Thus aside from the media, the most likely source of pressure is the SEC. The agency’s initial salvo, calling out bad practices in remarkably specific detail, is almost unheard of among regulators. However, the agency appears to be quietly retreating, in the apparent naive hope that the private equity firms will clean up their behavior. The reality is that the most likely outcome is that they will make token concessions and paper up future deals more artfully.
Thus as encouraging as the Blackstone climbdown on termination fees appears to be, it’s almost certainly a strategic sacrifice in the expectation that a few earnest-looking moves will forestall SEC enforcement actions. Key details from the Wall Street Journal story:
The world’s largest buyout firm will curb a controversial fee practice that is under scrutiny from regulators and investors…
The shift could save Blackstone fund investors tens of millions of dollars, and cost Blackstone the same amount in the process, and represents a significant U-turn in a long-standing industry practice. Blackstone’s move follows criticism this year from a senior Securities and Exchange Commission official about the practice and could put pressure on other private-equity firms to follow suit, industry executives said.
At issue are consulting payments typically known as “monitoring fees.” Blackstone and other large private-equity firms often enter into contracts with companies they buy to earn these fees for a set number of years, often a decade or longer.
If a company is sold or taken public before then, the contract often dictates that the company “accelerate” the remaining fees, by paying a lump sum for years of future consulting work the private-equity firm won’t have performed.
Blackstone’s accelerated-fee practice was “not helpful” to the firm’s relationship with fund investors, according to a person familiar with the matter. The firm made changes partly because of the bad perception it could engender, this person said.
Blackstone no longer will collect these additional fees after divesting companies it buys in the future, this person said. When Blackstone gets such fees from companies already in its portfolio, the buyout firm will distribute them to investors or cut other fees by a commensurate amount.
While this is a positive step, let us not kid ourselves. The Blackstone protest that they wanted to appease investors is unlikely to be the operative truth. The giant buyout firm, along with other private equity firms who charge termination fees, are vulnerable to SEC enforcement actions on this very practice. The SEC could not only assess fines, but could potentially order the repayment of past termination fees if the SEC felt they were an impermissible or abusive practice. Thus Blackstone is hoping to give the SEC a media win while retaining its past questionably-gotten gains.

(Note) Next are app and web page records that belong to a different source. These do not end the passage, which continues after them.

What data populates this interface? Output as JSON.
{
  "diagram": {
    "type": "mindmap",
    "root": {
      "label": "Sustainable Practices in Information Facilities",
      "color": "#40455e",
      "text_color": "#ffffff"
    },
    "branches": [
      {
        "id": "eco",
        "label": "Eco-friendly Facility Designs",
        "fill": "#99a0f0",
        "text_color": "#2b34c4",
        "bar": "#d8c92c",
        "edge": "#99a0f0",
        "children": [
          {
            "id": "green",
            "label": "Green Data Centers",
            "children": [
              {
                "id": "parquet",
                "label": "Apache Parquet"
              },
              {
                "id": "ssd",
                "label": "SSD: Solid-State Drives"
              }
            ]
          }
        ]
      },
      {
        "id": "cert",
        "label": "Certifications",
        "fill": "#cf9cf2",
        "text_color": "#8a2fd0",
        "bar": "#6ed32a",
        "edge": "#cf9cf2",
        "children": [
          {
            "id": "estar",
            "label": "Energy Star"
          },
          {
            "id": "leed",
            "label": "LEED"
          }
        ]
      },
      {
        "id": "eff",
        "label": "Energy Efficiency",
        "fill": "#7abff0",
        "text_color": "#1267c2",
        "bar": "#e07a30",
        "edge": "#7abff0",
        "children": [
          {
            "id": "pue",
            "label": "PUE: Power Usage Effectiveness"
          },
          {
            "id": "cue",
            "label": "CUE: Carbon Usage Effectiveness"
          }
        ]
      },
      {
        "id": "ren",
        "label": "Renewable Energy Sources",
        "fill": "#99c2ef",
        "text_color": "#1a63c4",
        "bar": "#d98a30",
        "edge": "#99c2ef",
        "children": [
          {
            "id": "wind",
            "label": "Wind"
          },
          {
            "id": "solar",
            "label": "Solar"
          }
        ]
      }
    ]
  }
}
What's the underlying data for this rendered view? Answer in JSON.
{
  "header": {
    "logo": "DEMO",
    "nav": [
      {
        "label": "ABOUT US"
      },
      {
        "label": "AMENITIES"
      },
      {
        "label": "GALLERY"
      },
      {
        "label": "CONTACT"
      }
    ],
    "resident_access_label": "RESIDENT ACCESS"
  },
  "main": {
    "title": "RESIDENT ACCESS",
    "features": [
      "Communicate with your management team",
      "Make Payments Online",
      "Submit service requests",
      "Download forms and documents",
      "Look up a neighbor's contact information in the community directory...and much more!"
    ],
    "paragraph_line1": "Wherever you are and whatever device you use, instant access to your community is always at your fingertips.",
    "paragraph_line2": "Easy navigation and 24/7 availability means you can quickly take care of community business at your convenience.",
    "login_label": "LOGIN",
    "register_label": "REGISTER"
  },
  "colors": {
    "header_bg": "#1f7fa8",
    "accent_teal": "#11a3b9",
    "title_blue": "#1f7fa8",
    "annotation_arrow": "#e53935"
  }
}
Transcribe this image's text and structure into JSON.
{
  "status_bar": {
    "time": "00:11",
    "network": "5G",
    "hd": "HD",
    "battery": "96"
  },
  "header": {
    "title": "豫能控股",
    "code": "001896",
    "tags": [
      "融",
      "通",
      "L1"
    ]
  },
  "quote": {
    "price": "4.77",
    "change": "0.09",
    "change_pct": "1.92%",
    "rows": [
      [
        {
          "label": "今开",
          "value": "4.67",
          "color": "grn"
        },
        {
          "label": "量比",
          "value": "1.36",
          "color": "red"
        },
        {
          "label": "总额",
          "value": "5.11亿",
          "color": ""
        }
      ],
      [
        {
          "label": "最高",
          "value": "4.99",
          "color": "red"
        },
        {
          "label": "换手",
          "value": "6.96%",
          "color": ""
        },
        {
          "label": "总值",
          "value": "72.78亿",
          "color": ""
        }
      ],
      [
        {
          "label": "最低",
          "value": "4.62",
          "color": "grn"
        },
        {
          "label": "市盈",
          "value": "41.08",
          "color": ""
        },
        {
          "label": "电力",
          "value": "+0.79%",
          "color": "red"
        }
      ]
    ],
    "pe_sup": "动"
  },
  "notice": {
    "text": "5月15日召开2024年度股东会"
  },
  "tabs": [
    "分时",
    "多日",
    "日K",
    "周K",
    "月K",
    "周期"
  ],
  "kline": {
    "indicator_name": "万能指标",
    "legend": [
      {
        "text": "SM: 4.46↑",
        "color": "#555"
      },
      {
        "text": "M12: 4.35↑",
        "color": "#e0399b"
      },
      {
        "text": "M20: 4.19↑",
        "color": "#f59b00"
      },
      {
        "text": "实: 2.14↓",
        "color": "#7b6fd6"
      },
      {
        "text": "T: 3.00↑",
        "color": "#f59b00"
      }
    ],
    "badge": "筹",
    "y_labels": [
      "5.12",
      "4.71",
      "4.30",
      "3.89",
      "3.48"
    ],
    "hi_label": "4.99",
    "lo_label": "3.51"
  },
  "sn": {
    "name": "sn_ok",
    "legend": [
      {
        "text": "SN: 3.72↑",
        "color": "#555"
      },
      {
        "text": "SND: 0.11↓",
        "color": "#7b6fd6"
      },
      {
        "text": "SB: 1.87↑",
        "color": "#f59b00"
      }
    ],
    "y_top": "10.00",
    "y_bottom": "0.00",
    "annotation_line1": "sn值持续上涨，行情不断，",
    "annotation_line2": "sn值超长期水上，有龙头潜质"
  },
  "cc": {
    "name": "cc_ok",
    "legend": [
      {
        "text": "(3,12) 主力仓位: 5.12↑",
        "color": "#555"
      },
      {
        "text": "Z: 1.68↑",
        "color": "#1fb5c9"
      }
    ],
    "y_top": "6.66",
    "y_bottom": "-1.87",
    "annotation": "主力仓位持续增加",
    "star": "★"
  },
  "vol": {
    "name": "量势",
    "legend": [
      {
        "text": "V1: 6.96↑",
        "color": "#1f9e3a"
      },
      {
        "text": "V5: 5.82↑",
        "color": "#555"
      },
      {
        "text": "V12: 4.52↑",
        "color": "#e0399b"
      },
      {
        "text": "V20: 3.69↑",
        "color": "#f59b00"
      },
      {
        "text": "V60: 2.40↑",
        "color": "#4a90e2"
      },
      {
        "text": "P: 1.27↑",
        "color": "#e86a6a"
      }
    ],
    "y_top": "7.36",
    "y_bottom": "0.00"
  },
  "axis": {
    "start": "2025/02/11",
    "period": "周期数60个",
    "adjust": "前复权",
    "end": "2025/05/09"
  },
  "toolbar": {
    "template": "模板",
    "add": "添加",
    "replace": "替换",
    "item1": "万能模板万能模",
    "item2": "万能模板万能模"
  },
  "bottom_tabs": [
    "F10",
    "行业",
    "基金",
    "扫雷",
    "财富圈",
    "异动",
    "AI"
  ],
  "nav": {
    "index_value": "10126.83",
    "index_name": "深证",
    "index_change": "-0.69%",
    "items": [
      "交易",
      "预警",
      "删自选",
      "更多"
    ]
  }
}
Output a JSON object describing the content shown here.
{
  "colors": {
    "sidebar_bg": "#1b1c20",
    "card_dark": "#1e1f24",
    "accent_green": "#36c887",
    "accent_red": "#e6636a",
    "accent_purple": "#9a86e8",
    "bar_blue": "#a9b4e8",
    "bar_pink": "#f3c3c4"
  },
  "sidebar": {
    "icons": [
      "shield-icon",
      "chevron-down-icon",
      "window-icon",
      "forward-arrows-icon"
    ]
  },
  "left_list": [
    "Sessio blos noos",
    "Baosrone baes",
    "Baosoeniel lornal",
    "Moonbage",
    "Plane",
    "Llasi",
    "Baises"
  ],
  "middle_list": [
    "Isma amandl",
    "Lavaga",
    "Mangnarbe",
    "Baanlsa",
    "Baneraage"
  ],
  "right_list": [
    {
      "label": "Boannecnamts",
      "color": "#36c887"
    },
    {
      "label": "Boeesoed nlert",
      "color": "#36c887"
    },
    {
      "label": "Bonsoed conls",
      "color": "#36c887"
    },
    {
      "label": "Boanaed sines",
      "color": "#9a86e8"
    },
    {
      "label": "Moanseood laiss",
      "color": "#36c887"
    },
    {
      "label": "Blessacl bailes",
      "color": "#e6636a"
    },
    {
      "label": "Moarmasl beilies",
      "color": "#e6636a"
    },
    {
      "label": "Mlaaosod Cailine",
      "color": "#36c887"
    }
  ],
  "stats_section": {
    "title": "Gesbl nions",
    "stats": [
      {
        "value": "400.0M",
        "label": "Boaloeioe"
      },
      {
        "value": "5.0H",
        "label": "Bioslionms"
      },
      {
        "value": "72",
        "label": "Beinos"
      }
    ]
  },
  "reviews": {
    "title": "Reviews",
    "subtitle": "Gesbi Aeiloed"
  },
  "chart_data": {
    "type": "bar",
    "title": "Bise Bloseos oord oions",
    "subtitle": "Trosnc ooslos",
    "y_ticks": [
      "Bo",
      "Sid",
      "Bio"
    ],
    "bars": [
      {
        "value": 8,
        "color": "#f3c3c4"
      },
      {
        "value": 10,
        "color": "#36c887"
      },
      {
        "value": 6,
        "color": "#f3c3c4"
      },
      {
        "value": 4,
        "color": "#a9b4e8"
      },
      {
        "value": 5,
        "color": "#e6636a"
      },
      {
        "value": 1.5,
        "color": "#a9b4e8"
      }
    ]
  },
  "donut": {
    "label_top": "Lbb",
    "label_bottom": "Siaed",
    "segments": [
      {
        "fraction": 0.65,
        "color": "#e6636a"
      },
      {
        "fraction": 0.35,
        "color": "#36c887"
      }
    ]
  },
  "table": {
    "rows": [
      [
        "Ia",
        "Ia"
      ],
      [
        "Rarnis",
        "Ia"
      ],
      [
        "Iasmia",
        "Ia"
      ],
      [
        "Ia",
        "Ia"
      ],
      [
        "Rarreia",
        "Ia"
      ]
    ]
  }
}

So continue to beware of Greeks giving gifts. Private equity firms never give free concessions. This climbdown strongly suggests that Blackstone saw the odd of an enforcement action as high and wanted to give the SEC an easy way out.